Gabby Catalano ’18 / Emertainment Monthly Staff Writer
“It’s an overtone, it’s an energy, it’s a wavelength, and if you’re not riding it, then good Lordy, you’ll never hear it,” said Robin Williams in the heartwarming musical August Rush.
Glen Berger, original Spider Man Turn Off the Dark book writer, will be collaborating with Grammy Award-winning composer Mark Mancina in the stage musical adaption of the film, recreating many remembered aspects: the glittering ambiance, the colorful scenery, the brought-to-life soundtrack, and the enchanting story of a young boy’s musical journey to find his parents.
Though questions are being raised by fans: what developments are being taken in the adaption and is the production appropriate in proximity to Williams’ death?
To debrief on August Rush, the film captures the adventures of a young boy (Freddie Highmore) living in the midst of music, and his gifted ability to turn elements of nature into symphonies, i.e.: the rustling of the wind, the thunder from a storm.

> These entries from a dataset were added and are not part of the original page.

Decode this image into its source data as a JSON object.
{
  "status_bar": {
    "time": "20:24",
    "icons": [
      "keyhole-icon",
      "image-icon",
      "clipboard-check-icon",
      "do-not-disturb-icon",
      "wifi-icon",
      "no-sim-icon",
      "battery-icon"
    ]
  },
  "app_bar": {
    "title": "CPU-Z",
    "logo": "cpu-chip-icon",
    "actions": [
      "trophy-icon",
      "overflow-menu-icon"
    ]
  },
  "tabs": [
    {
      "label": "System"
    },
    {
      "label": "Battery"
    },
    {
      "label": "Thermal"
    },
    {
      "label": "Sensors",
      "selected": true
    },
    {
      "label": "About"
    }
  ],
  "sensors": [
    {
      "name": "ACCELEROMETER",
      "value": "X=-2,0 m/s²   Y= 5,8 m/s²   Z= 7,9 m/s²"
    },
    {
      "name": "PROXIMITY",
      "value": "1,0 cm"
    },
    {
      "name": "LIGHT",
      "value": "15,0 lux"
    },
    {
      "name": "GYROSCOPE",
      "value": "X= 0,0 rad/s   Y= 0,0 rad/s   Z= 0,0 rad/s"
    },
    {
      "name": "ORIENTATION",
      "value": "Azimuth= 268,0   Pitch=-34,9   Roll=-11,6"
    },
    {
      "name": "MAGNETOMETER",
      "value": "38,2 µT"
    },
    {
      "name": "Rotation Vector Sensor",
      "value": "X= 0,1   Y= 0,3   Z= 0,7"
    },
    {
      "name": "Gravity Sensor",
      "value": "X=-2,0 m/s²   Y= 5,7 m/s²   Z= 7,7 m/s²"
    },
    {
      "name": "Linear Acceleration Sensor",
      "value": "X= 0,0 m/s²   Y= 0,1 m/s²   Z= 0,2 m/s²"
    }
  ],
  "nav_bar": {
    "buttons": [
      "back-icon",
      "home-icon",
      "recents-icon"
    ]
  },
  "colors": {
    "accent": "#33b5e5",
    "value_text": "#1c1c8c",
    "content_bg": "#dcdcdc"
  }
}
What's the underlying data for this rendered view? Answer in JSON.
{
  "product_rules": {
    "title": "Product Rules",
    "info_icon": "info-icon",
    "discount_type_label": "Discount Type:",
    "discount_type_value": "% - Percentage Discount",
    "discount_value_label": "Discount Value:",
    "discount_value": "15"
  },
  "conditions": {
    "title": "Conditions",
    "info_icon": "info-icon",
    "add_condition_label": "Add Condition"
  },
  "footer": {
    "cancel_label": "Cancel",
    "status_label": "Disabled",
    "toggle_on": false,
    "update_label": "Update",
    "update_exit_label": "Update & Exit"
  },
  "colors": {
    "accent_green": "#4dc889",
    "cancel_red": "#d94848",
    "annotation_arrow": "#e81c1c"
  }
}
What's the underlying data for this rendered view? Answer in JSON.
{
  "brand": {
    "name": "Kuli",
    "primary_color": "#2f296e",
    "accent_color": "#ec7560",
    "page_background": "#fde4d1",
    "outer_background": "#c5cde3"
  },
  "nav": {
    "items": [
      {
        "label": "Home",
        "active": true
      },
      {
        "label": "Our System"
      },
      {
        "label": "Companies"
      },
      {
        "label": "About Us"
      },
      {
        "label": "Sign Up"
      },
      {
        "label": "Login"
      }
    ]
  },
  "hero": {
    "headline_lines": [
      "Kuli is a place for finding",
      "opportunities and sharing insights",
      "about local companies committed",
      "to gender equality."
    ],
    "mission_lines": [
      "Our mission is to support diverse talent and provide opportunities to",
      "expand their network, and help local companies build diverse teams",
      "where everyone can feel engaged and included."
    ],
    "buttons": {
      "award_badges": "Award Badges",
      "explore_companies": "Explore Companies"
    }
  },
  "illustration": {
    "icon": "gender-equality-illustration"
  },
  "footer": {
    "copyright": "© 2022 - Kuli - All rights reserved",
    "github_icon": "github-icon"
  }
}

His search for his parents leads him on a trip to New York City, along the way meeting the Wizard (Robin Williams) who introduces him to the soul-stirring power of sound and draws him nearer to the purpose of life and music.
Taking music from the screen and placing it on the stage was seen in musicals like The Sound of Music and The Lion King. With the help of Warner Brothers alongside CJ Entertainment producer Richard B. Lewis, reliving and recreating the soundtrack shouldn’t be a problem. Although information on the stage actors are undisclosed, they’ll most likely resemble the film’s actors — having voices of vulnerability, captivating the audience through rich instrumentation and climaxing beats, and leaving everyone in awe.
Songs like “August Rhapsody,” “Something Inside,” and “This Time,” which are orchestrally rich and feature heavy violin and guitar work, could only sound even more compelling and powerful live on stage. The warm tunes and instrumentals will shake the theater, in the best way possible, and the song lyrics will correspond to the energy on stage. The sounds will “melt the mind,” “produce a symphony,” and “leave everything behind.”
Resembling styles from Eternal Sunshine On the Spotless Mind and Across the Universe, the film’s movie director Kirsten Sheridan and her underlying talents will likely be carried onto the stage. Her glittery effects and choice of narrating the story through a 12-year-old’s perspective will give the production more of a lively, personal touch. As for the film’s cinematography, the multicolored backdrops and splashy footage from John Mathieson may be difficult to carry onto stage. Movies, at times, can offer a clearer view of scenes compared to theater shows. I suppose we’ll have to wait and see until a preview of the production is released to distinguish the adaption.
Is the development of the play too soon, considering Williams’ passing two months ago? Because August Rush cherished his performance as the Wizard, the play will definitely do so too. In fact, the stage adaption could potentially act as a memorial or a global recognition of Williams’ light-hearted character and witty talent.
August Rush is an experiential story; it’s meant to be felt and experienced through performance and interaction. Thus the stage adaption route should be perfect. However adaptations can be difficult to accomplish with cost and time as drawbacks. Already it’s been a year into the development, and still, no exact showing date is available. The latest information given on the production is from an article on PlayBill.com, published in 2013, which barely touches upon the plans.
Anticipation is building. Fans are wondering. How well with this play develop and will it live up to the film’s success?